The carry trade is a relatively simple concept, as it typically involves borrowing a currency with a low interest rate, and then putting money in a country that offers a higher interest rate. In essence, traders are seeking to exploit the gap in global borrowing costs.
Banks do much the same thing. They borrow from depositors at a rate of say 3%, then lend to others at a higher rate of 5%. In more technical terms, this is referred to as interest arbitrage.
The difference in these interest rates – the carry – is where the return is earned (or cost is incurred), but as usual, it’s not as easy as it sounds if you’re not a financial institution.
The biggest benefit this strategy offers is the possibility for both trading gains (the currency bet going your way), and collecting interest provided by the currency being held. Yet the foreign exchange market can move quickly, and forecasting global interest rates requires a broad lens.
Carry trades work best in an environment of low volatility. That usually means the global economy is functioning well, and there is ample liquidity in the forex market.
With U.S. interest rates near record lows in recent years, a popular carry trade has been to borrow the U.S. dollar and invest in emerging market currencies.

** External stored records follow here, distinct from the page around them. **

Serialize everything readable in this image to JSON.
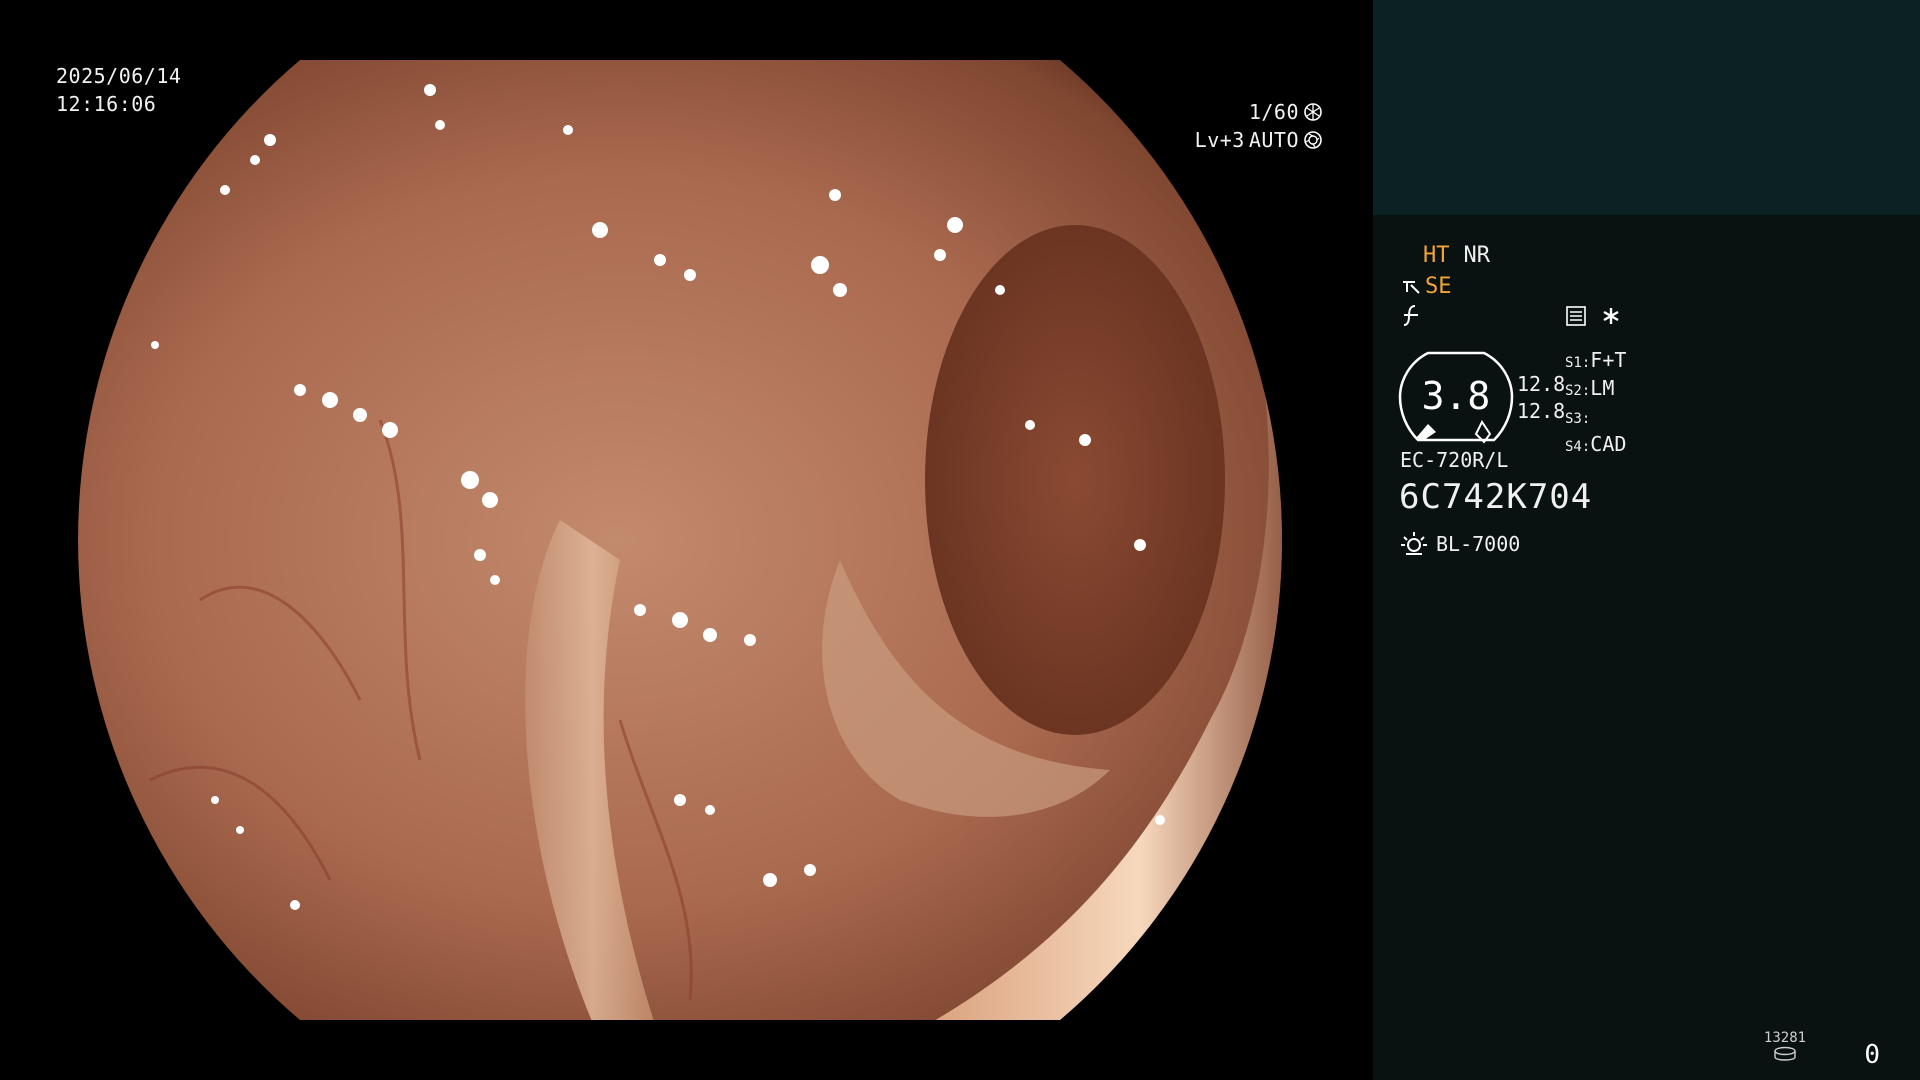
{
  "osd": {
    "date": "2025/06/14",
    "time": "12:16:06",
    "shutter": "1/60",
    "iris_level": "Lv+3",
    "iris_mode": "AUTO"
  },
  "panel": {
    "ht": "HT",
    "nr": "NR",
    "se": "SE",
    "scope_value": "3.8",
    "num_top": "12.8",
    "num_bottom": "12.8",
    "slots": [
      {
        "label": "S1:",
        "value": "F+T"
      },
      {
        "label": "S2:",
        "value": "LM"
      },
      {
        "label": "S3:",
        "value": ""
      },
      {
        "label": "S4:",
        "value": "CAD"
      }
    ],
    "model": "EC-720R/L",
    "serial": "6C742K704",
    "light_source": "BL-7000",
    "counter": "13281",
    "zero": "0"
  },
  "colors": {
    "panel_bg": "#0a1111",
    "panel_top_bg": "#0c2123",
    "accent_orange": "#f2a533"
  },
  "icons": [
    "shutter-icon",
    "iris-icon",
    "scope-tip-icon",
    "filter-icon",
    "settings-icon",
    "asterisk-icon",
    "gauge-icon",
    "light-source-icon",
    "storage-icon"
  ]
}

That could be high interest rate markets like Turkey, India, Brazil or Egypt. Meanwhile, low rates in places like Japan, Germany, the U.S. and Australia have made those popular funding sources for this strategy.
Major currency pairs are considered to be “carry pairs,” but keep in mind that if safer currencies such as the U.S. Dollar and Yen appreciate rapidly due to a rush out of risky assets, popular carry trades are vulnerable to steep losses.
Forex carry trades became much more common in the 1990s when interest rates in Japan were near zero, and investors saw an opportunity to play the gap with U.S. rates in the 5% range. Things changed dramatically in the U.S. as rates plunged during the Great Recession, and stayed remarkably low for many years to follow.
Interest rates are determined by the supply and demand for capital. On the supply side, the rate at which borrowers are willing to pay lenders is paramount.
Central bank policy ties in closely to this relationship, as moves higher or lower in benchmark interest rates dictate much of the broader lending landscape. As a result, in addition to focusing on sidestepping uncertainty and volatility within the forex market, it’s crucial to remember that carry trades are about more than just calling on movements in the currency market, but also about forecasting interest rates.